looks like it could happen again. You might be introduced to a potential
partner well in advance, or assisted by the producers in finding one
acceptable both to you and to the TV producers. Or -- as was done this
season -- you might be asked to agree to a "blind date" ("We've got a
perfect match for you...") for the month-long race around the world.
There aren't really any "rules" for casting. If the producers really want
you, you may have some room for negotiation about which season would be
most convenient for your schedule, or whether you want a partner picked in
advance or a "blind date" you meet at the starting line.
There's now a dedicated Web site for applications for the cast of "The
Amazing Race" at TheAmazingRaceCasting.com, which includes the online
applications for teams of two people (any relationship) and individuals
applying by themselves.
The casting Web site includes some, but not all, of the open casting
calls, and some of the information including casting call listings is out
Here in San Francisco, the next open casting call (not listed on the main
casting Web site, as of now) is on Saturday, 18 April 2015, from 9 a.m.-2
p.m. at the Marmot store at 165 Post St. (between Kearny and Grant; take
the Post St. exit from the Montgomery St. BART station) near Union Square.
I'll drop by for at least part of the day to check out the scene and
interview people waiting their turns in front of the camera, so please say
hello if you are there.
The casting call advertisement on the Web site of the local CBS affiliate
also includes a list of casting criteria and suggestions for applicants.
Nothing really surprising, but these aren't on the main casting Web site,
and I haven't seen them spelled out like this before:
Suggested Questions To Answer While Auditioning:
1. Why would you make a great team to win The Amazing Race?

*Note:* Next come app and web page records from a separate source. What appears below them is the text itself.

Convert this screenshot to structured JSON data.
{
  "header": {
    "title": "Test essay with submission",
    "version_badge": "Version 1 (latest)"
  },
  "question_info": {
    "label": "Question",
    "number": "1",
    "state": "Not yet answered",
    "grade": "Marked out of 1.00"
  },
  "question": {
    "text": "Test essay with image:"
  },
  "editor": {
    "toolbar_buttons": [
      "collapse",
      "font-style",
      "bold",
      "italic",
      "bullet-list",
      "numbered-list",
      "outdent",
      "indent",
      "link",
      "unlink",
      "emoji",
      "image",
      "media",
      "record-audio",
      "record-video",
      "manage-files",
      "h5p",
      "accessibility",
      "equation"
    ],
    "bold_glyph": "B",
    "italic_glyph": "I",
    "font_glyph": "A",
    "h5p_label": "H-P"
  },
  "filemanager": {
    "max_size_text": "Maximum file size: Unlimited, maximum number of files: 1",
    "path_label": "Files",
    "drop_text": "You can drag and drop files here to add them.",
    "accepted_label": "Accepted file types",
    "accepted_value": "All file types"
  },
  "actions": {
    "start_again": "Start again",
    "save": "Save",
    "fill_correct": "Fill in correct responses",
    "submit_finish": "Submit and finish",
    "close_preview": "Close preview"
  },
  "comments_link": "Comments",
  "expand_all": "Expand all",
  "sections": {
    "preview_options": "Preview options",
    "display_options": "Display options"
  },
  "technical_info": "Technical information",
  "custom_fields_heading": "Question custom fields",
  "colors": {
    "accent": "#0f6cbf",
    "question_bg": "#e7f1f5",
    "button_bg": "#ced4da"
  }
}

2. What do you hope to improve or change in your current relationship?
3. What issues do you need to work on?
4. How much have you traveled together?
5. What team do you most relate to from the past season?
Contestants will be selected based upon having the following traits:
* Physically and mentally adept
* Adaptable to new environments
* Interesting lifestyles, backgrounds and personalities.
What if all this sounds too complicated, or too much of a long shot? It's
a lot easier to take your own trip around the world than to get on the
cast of "The Amazing Race". As Scoop Nisker always says on KFOG, "If you
don't like the news, go out and make some of your own."
Over to you, travellers.